Now, as a Christian counselor, I am passionate about finding processes that work in parallel with Scriptural truths. I don’t say, “Here’s what the Bible tells you to do. Now figure it out.” Rather, I strive to understand (I’m still learning!) how our minds, bodies, and emotions work during our struggles, and to discover methods that work in harmony with God’s design to manage life’s stresses.  (Check back for new blog entries that will talk about some of the practical strategies that can really help calm your anxiety!)

It would be my privilege and honor to walk that road with you if you are experiencing these same discouragements.

Your 15-minute phone conversation is free. Call or email me today, and find out if Connections can help you achieve your goals, with God’s help.

Parents of Prodigals

by Debbie Collins

“If you just disciplined your children better, they wouldn’t have these problems.”

Ugh. Sound familiar? Few situations make a parent feel more helpless than watching a child struggle with painful issues such as depression, anxiety, substance abuse, learning differences, social difficulties, or mental illnesses like bipolar disorder or schizophrenia. When two or more of these problems present at once, the panic and isolation can be debilitating – a parent just can’t make any sense out of it. And when domestic abuse is also a factor (which it often is) the chaos can feel hopeless.

I get it. 

Years ago, this was me. I was a newly-divorced single mom facing some of these issues alone. Raising teens without a father-figure (or financial support) is difficult enough. But I soon found that no one in my circle could identify, much less offer practical help. Over and over, I found myself subjected to ridicule and shame in the disguise of advice (like the unhelpful quip about discipline, above).

I began to feel like Job sitting in the ashes while his friends blamed him for his own troubles.

I could find no professional help in the area, either, and I found myself having to travel for hours, sometimes out-of-state, to get the help and support I needed.
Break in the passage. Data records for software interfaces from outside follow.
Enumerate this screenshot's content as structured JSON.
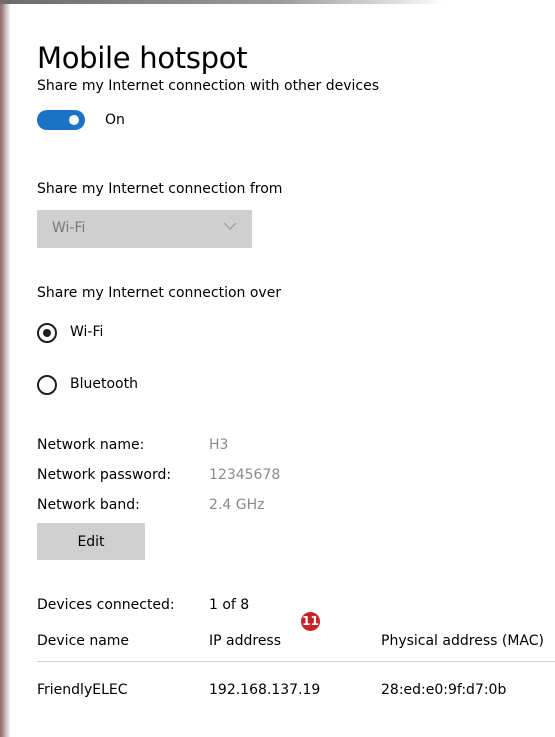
{
  "page": {
    "title": "Mobile hotspot"
  },
  "share": {
    "label": "Share my Internet connection with other devices",
    "toggle_state": "On"
  },
  "share_from": {
    "label": "Share my Internet connection from",
    "selected": "Wi-Fi"
  },
  "share_over": {
    "label": "Share my Internet connection over",
    "options": [
      {
        "label": "Wi-Fi",
        "selected": true
      },
      {
        "label": "Bluetooth",
        "selected": false
      }
    ]
  },
  "network": {
    "name_label": "Network name:",
    "name_value": "H3",
    "password_label": "Network password:",
    "password_value": "12345678",
    "band_label": "Network band:",
    "band_value": "2.4 GHz",
    "edit_label": "Edit"
  },
  "devices": {
    "connected_label": "Devices connected:",
    "connected_value": "1 of 8",
    "columns": [
      "Device name",
      "IP address",
      "Physical address (MAC)"
    ],
    "rows": [
      {
        "name": "FriendlyELEC",
        "ip": "192.168.137.19",
        "mac": "28:ed:e0:9f:d7:0b"
      }
    ]
  },
  "annotation": {
    "badge": "11"
  },
  "colors": {
    "accent": "#1a73c6",
    "badge": "#c62424"
  },
  "icons": {
    "dropdown": "chevron-down-icon"
  }
}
Over time, I learned about tough love, codependence, chemical dependency, eating disorders, and the Twelve Steps. I attended groups, worked with NAMI (National Alliance on Mental Illness), sought the advice of LCDCs (Licensed Chemical Dependency Counselors), and trained as a leader in Celebrate Recovery (a Christian 12-Step program).

I learned to use tools such as the Life Recovery Bible to address all kinds of “hurts, habits, and hang-ups” (after all, Jesus taught the original principles of today’s Twelve Steps right there in the Sermon on the Mount).

I learned that when parenting prodigals, the usual parental support can end up being codependent (and what to do instead).

And I came to understand how people try to fill in the “holes in their souls” with anything and everything 𝘣𝘶𝘵 God, then find out when they reach rock bottom that God has been there all along.

I have learned what it takes to get through this.

As a Christian Life Coach, I draw on my own extensive experience and my community college career to design individualized plans to help young people and their parents shorten the painful emotional journey and return to a state of wholeness. 

While my groups and individual life coaching sessions are not a substitute for work with an LPC or LCDC, I can help provide a safe emotional environment to work through many of these issues.

There is hope. Parents of Prodigals don’t have to “go it alone”.

The initial 15-minute consultation is free. Call me, or visit HeHealsMe.com. Let's make a plan together!